"The Lesson"
Young Frank Marley is out joy-riding in his Pop's jalopy, showing off for his best girl, Eve, when he loses control of the car in the driving rain. Luckily, someone sees the crash and calls an ambulance. Frank is taken out of the car but Eve remains, badly hurt. Frank recognizes Dr. Somners, who enters the wreck and examines Eve, shouting out orders to the ambulance drivers. They whisk Frank and Eve away to a local hospital where Eve undergoes an emergency cranioplasty (for you laymen out there, that's a cutting open of the skull to remove bad stuff on the brain) but Dr. Somners has a special punishment awaiting young Marley, who's beside himself over the condition of his girl, as he takes the kid into the operating room while they slice and dice. Eve comes through with flying colors and the gore has reduced Frank to a driver who will slow down for a yellow light and look both ways at a four-way stop from now on. Dr. Somners takes Marley into Eve's room to look in on the recovering girl and she awakens and plants a kiss on her doctor/father's cheek. Can you believe it? They're related!

Actually, despite my sarcasm, I liked "The Lesson" more than any story that's been presented within the closed quarters of MD covers so far. It's not Reed Crandall's art, which is uncharacteristically blah this time around (Frank Marley walks around with a bigger hunch on his back than Quasimodo and looks like a man in his thirties in the intro), but I enjoyed the straightforward story and, of course, the loopy twist in the final panel. I'm glad that Dr. Somners's insistence that Frank view the operation wasn't without comment (Frank's pop pretty much threatens legal action), but didn't little Franky do well during his first cranioplasty? -Peter

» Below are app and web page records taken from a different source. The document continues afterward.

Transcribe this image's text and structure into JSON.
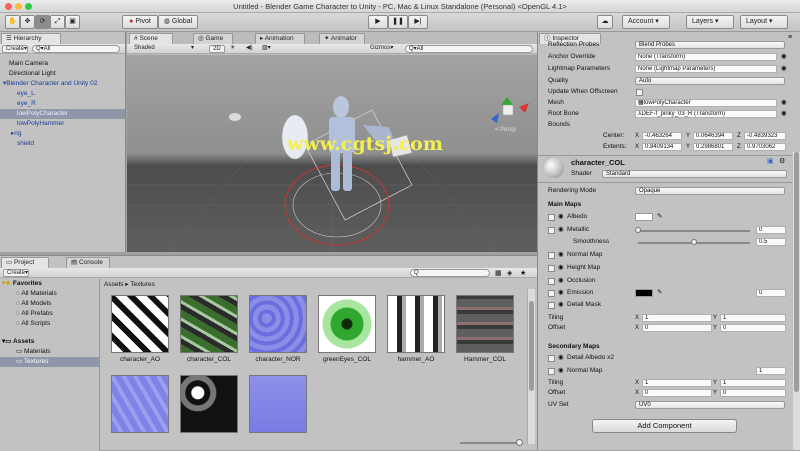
{
  "title": "Untitled - Blender Game Character to Unity - PC, Mac & Linux Standalone (Personal) <OpenGL 4.1>",
  "toolbar": {
    "pivot": "Pivot",
    "global": "Global",
    "account": "Account",
    "layers": "Layers",
    "layout": "Layout"
  },
  "hierarchy": {
    "tab": "Hierarchy",
    "create": "Create",
    "search": "Q▾All",
    "items": [
      "Main Camera",
      "Directional Light",
      "Blender Character and Unity 02",
      "eye_L",
      "eye_R",
      "lowPolyCharacter",
      "lowPolyHammer",
      "rig",
      "shield"
    ]
  },
  "scene": {
    "tabs": [
      "Scene",
      "Game",
      "Animation",
      "Animator"
    ],
    "shaded": "Shaded",
    "twod": "2D",
    "gizmos": "Gizmos",
    "search": "Q▾All",
    "persp": "< Persp",
    "watermark": "www.cgtsj.com"
  },
  "project": {
    "tabs": [
      "Project",
      "Console"
    ],
    "create": "Create",
    "breadcrumb": "Assets ▸ Textures",
    "favorites": "Favorites",
    "fav_items": [
      "All Materials",
      "All Models",
      "All Prefabs",
      "All Scripts"
    ],
    "assets": "Assets",
    "asset_items": [
      "Materials",
      "Textures"
    ],
    "thumbs": [
      "character_AO",
      "character_COL",
      "character_NOR",
      "greenEyes_COL",
      "hammer_AO",
      "Hammer_COL"
    ]
  },
  "inspector": {
    "tab": "Inspector",
    "props": [
      {
        "label": "Reflection Probes",
        "value": "Blend Probes"
      },
      {
        "label": "Anchor Override",
        "value": "None (Transform)"
      },
      {
        "label": "Lightmap Parameters",
        "value": "None (Lightmap Parameters)"
      },
      {
        "label": "Quality",
        "value": "Auto"
      },
      {
        "label": "Update When Offscreen",
        "value": ""
      },
      {
        "label": "Mesh",
        "value": "lowPolyCharacter"
      },
      {
        "label": "Root Bone",
        "value": "DEF-f_pinky_03_R (Transform)"
      },
      {
        "label": "Bounds",
        "value": ""
      }
    ],
    "center_label": "Center:",
    "extents_label": "Extents:",
    "center": {
      "x": "-0.463264",
      "y": "0.0646394",
      "z": "-0.4839323"
    },
    "extents": {
      "x": "0.8409134",
      "y": "0.2986801",
      "z": "0.9703062"
    },
    "material": "character_COL",
    "shader_label": "Shader",
    "shader": "Standard",
    "rendering_mode_label": "Rendering Mode",
    "rendering_mode": "Opaque",
    "main_maps": "Main Maps",
    "albedo": "Albedo",
    "metallic": "Metallic",
    "metallic_val": "0",
    "smoothness": "Smoothness",
    "smoothness_val": "0.5",
    "normal_map": "Normal Map",
    "height_map": "Height Map",
    "occlusion": "Occlusion",
    "emission": "Emission",
    "emission_val": "0",
    "detail_mask": "Detail Mask",
    "tiling": "Tiling",
    "offset": "Offset",
    "tiling_x": "1",
    "tiling_y": "1",
    "offset_x": "0",
    "offset_y": "0",
    "secondary_maps": "Secondary Maps",
    "detail_albedo": "Detail Albedo x2",
    "sec_normal": "Normal Map",
    "sec_normal_val": "1",
    "sec_tiling_x": "1",
    "sec_tiling_y": "1",
    "sec_offset_x": "0",
    "sec_offset_y": "0",
    "uv_set_label": "UV Set",
    "uv_set": "UV0",
    "add_component": "Add Component"
  },
  "axis_labels": {
    "x": "X",
    "y": "Y",
    "z": "Z"
  }
}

Jack- Peter, I am shocked that you totally ignored the gay subtext in "When You Know How" (even the title screams it!). Tad doesn't have the nerve to "ride the snake" so his friends tell him to "beat it." In the end, the old doctor tells the little boy "everything's easy when you know how." Couldn't be more obvious, eh what? I also got a kick out of the doctor blaming Tad's mother while her son is recovering from surgery on the kitchen table!

"The Right Cure" is weighed down by more poor art from Ingels, who seems to be about done with the whole comic book thing if his efforts this month are any indication. The story itself is dreadful and the final pun a clunker. I was hoping for a good-old EC close-up of the kid getting "Shock Treatment," but George Evans stays classy and doesn't show it. Too bad EC comics got tame! The art by Evans is the issue's visual highlight. I too liked "The Lesson," but I thought Crandall's art was outstanding. Now those were the days when the same doctor would set a broken leg, set a broken arm, and then do brain surgery all in one shot! The ending was a complete surprise to me. In all, not a terrible comic, but I'd love to see the sales figures.

Next Week . . .
What could possibly be worse
than a stinkin' Nazi?

No comments: